Every line holding "Enter" should be copied from the records below.

[Saved data entries]
****
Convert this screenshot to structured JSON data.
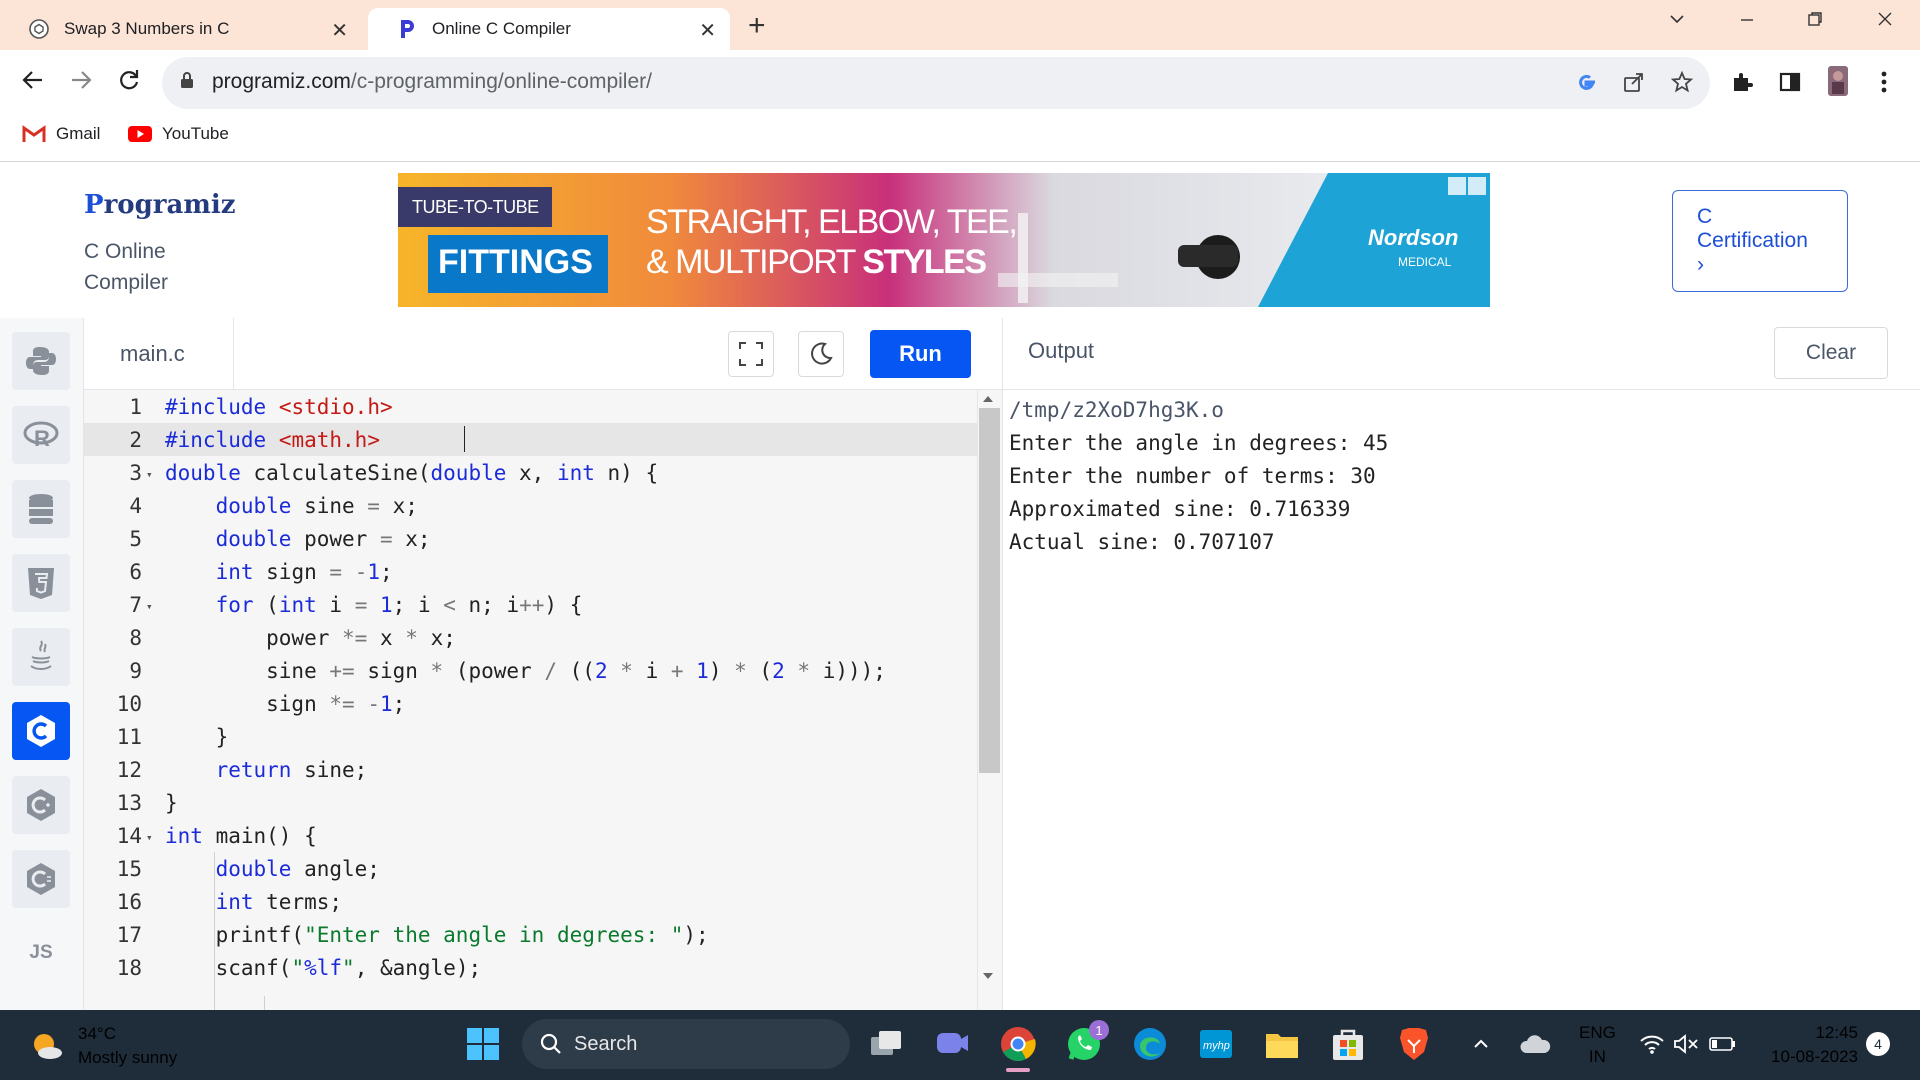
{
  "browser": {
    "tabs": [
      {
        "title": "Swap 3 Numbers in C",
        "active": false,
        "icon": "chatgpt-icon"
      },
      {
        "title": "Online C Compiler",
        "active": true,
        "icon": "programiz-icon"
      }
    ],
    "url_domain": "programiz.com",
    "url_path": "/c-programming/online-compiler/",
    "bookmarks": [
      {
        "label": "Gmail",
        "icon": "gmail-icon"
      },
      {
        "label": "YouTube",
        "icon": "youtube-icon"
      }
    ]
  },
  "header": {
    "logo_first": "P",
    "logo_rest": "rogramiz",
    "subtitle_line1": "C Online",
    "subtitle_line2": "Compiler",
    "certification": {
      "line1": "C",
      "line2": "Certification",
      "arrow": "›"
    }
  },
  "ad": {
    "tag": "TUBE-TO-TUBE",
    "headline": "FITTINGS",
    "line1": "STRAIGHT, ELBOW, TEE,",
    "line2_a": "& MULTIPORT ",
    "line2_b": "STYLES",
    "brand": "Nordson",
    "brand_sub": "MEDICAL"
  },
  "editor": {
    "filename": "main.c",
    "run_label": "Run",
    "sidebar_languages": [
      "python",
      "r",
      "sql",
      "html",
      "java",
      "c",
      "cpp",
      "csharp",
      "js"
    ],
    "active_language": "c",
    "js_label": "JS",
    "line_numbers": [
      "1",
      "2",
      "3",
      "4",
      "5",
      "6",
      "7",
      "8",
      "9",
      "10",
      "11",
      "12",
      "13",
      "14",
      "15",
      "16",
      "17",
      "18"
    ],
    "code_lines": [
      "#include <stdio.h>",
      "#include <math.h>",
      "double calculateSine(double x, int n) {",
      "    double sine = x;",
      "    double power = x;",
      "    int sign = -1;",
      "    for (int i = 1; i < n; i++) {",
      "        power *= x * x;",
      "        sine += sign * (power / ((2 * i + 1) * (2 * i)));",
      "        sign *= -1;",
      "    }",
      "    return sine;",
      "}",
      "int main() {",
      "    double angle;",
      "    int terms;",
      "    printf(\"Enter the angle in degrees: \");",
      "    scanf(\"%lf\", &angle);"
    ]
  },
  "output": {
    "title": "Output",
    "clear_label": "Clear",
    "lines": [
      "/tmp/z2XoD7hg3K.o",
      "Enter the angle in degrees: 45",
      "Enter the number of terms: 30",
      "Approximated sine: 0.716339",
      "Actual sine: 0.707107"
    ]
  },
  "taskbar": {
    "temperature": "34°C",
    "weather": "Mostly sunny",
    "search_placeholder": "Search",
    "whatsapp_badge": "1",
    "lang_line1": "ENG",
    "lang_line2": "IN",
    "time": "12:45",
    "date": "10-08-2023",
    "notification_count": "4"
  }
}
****
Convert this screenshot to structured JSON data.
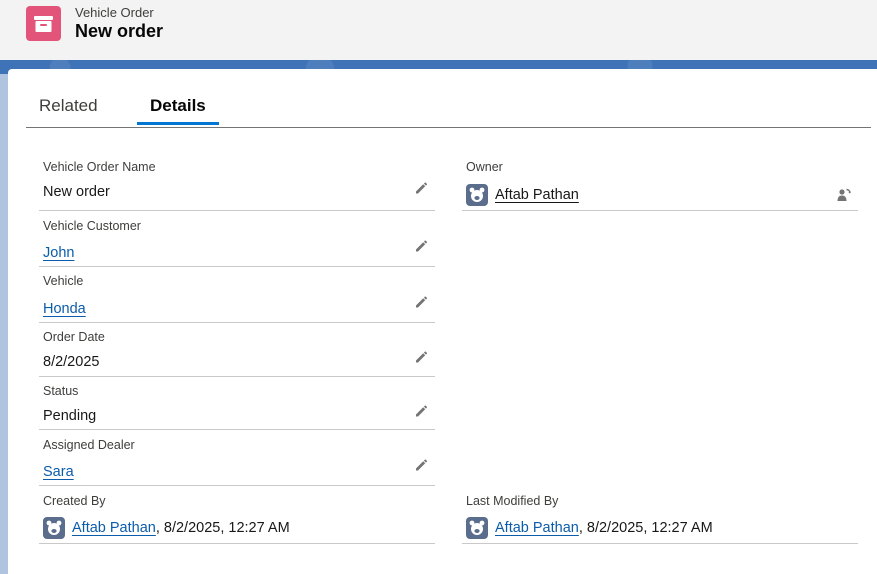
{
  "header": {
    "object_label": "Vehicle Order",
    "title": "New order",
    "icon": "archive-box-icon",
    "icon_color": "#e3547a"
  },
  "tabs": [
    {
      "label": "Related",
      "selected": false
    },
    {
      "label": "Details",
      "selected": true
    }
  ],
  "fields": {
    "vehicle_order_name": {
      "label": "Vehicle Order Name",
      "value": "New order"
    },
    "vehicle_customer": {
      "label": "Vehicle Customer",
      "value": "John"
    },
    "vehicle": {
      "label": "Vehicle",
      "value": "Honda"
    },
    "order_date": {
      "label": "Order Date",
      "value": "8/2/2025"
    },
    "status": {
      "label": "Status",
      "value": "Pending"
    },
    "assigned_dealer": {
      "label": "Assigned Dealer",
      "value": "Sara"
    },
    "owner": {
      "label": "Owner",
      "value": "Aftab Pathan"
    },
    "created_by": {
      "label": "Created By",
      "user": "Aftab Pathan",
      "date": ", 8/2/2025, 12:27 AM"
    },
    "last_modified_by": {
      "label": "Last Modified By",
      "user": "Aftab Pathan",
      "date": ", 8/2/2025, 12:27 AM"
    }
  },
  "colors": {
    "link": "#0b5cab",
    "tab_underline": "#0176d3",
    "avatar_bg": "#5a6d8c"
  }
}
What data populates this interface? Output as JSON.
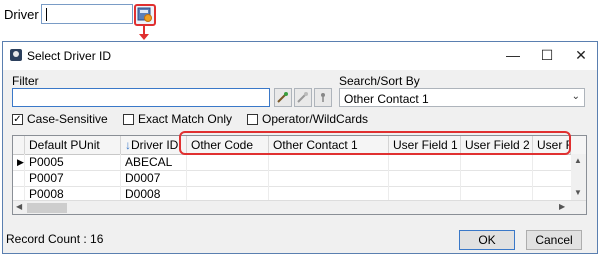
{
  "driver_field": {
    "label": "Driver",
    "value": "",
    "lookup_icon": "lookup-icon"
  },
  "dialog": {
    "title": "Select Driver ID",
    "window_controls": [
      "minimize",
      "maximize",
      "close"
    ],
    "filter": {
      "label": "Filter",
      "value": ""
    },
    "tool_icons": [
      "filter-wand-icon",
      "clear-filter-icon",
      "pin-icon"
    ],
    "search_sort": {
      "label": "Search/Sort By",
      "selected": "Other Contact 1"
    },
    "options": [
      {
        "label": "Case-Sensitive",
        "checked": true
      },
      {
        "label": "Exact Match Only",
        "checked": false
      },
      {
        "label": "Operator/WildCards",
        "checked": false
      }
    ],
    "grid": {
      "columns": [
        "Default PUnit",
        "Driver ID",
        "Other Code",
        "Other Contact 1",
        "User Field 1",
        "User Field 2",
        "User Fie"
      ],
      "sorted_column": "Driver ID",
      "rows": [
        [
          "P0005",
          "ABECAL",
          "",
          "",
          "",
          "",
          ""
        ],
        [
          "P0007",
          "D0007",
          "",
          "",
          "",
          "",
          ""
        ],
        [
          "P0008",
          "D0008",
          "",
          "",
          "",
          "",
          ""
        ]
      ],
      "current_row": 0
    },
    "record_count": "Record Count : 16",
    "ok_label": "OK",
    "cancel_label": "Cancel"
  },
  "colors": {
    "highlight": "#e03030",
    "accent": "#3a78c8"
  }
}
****
- [Written response]
      "    printf(\"Enter the angle in degrees: \");",
      "Enter the angle in degrees: 45",
      "Enter the number of terms: 30",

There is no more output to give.